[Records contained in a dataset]
* * *
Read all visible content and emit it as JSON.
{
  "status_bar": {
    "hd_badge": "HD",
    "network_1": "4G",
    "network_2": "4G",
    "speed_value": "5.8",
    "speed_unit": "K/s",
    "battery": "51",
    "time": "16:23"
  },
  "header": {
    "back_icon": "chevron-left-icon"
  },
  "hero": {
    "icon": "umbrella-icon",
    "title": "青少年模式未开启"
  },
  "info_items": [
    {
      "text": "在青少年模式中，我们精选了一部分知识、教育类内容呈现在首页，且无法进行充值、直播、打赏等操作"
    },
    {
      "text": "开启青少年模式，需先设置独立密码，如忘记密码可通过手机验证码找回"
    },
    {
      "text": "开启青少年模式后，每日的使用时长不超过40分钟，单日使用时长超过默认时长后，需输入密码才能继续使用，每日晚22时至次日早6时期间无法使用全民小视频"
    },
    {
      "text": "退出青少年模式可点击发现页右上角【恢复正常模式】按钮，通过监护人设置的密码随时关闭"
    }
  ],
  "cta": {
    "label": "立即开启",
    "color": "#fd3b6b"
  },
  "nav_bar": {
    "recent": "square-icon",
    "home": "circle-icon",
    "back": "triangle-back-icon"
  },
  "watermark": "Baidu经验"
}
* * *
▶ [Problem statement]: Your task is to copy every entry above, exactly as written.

▶ [Written reply]:
Read all visible content and emit it as JSON.
{
  "status_bar": {
    "hd_badge": "HD",
    "network_1": "4G",
    "network_2": "4G",
    "speed_value": "5.8",
    "speed_unit": "K/s",
    "battery": "51",
    "time": "16:23"
  },
  "header": {
    "back_icon": "chevron-left-icon"
  },
  "hero": {
    "icon": "umbrella-icon",
    "title": "青少年模式未开启"
  },
  "info_items": [
    {
      "text": "在青少年模式中，我们精选了一部分知识、教育类内容呈现在首页，且无法进行充值、直播、打赏等操作"
    },
    {
      "text": "开启青少年模式，需先设置独立密码，如忘记密码可通过手机验证码找回"
    },
    {
      "text": "开启青少年模式后，每日的使用时长不超过40分钟，单日使用时长超过默认时长后，需输入密码才能继续使用，每日晚22时至次日早6时期间无法使用全民小视频"
    },
    {
      "text": "退出青少年模式可点击发现页右上角【恢复正常模式】按钮，通过监护人设置的密码随时关闭"
    }
  ],
  "cta": {
    "label": "立即开启",
    "color": "#fd3b6b"
  },
  "nav_bar": {
    "recent": "square-icon",
    "home": "circle-icon",
    "back": "triangle-back-icon"
  },
  "watermark": "Baidu经验"
}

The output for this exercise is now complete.